■ INPUT MATERIAL
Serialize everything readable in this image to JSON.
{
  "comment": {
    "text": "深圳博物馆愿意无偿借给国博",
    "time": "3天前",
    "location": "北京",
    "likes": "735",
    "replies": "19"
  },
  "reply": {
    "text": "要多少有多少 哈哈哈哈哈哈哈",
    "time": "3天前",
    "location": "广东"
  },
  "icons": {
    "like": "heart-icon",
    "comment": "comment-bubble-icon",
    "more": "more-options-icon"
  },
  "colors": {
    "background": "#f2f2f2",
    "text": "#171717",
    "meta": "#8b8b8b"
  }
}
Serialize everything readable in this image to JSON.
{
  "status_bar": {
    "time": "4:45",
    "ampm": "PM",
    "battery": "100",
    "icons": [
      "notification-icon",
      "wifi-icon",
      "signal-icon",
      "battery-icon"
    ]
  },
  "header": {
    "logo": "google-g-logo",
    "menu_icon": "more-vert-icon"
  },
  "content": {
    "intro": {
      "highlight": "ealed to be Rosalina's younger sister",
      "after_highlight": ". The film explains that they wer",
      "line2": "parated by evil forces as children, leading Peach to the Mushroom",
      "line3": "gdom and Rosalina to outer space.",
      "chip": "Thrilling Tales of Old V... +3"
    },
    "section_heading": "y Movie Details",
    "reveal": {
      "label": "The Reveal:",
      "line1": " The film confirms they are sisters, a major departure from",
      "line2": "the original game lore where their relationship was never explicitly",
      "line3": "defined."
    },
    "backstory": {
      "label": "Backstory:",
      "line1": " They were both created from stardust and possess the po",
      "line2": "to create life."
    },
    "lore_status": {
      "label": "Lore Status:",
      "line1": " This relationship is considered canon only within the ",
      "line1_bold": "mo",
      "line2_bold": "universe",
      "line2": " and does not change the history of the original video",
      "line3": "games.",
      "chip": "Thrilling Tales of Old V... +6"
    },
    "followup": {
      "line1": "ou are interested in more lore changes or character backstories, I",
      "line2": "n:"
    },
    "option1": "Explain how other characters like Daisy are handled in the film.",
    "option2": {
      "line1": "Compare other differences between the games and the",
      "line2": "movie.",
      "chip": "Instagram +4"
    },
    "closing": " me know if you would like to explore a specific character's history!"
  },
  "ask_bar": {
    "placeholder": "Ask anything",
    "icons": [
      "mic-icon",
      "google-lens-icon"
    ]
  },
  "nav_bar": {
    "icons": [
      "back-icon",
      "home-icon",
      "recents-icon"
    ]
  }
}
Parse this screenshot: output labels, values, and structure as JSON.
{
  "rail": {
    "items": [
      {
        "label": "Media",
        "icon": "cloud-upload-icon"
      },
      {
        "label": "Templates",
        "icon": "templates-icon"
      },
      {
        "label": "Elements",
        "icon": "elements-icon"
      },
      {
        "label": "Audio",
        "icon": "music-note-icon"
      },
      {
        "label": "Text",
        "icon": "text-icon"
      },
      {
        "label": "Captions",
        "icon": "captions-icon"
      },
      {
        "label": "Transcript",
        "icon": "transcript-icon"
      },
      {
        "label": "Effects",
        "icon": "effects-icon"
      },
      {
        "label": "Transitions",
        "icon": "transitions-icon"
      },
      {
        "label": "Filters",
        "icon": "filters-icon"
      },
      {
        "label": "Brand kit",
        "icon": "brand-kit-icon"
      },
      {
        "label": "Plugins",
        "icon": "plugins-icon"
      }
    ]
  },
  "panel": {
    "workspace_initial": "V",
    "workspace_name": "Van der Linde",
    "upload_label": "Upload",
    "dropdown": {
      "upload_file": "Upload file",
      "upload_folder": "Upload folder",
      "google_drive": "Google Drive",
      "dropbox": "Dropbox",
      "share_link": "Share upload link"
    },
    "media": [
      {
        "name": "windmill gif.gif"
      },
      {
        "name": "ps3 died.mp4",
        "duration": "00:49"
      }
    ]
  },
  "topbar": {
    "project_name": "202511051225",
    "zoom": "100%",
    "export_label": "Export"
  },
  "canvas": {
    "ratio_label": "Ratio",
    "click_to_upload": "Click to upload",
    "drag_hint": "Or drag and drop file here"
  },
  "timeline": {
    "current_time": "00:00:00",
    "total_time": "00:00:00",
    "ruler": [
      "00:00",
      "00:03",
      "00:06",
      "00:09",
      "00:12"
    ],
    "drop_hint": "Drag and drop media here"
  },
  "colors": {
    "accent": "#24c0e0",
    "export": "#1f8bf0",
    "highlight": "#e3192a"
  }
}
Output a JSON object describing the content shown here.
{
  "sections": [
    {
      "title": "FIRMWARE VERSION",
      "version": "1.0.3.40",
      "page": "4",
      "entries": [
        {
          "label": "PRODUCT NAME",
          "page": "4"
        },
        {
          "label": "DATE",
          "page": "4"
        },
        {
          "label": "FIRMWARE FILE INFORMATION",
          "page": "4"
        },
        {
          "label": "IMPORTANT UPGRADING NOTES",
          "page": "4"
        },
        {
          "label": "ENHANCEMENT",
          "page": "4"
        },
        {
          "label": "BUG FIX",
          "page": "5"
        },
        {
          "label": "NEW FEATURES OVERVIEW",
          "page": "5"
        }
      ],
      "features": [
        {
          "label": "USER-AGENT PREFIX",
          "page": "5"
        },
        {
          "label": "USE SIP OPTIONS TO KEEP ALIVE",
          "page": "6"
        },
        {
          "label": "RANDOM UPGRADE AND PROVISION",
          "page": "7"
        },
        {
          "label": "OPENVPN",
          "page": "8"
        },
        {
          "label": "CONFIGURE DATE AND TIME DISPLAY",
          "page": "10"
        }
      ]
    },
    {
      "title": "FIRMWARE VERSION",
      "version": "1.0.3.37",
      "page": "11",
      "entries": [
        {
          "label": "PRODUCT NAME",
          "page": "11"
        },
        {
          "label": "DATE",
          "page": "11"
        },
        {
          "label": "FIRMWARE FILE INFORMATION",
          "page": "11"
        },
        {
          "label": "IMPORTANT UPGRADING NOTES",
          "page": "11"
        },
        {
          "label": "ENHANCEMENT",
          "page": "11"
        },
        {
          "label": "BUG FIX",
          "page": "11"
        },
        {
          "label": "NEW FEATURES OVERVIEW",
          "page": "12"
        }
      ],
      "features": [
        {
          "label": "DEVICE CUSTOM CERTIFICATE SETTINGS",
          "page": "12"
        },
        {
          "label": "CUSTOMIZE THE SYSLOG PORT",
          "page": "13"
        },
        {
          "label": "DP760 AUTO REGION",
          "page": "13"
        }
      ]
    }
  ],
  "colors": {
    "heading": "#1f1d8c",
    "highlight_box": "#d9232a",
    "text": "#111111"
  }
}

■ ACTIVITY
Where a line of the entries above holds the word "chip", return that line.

■ TASK SOLUTION
      "chip": "Thrilling Tales of Old V... +3"
      "chip": "Thrilling Tales of Old V... +6"
      "chip": "Instagram +4"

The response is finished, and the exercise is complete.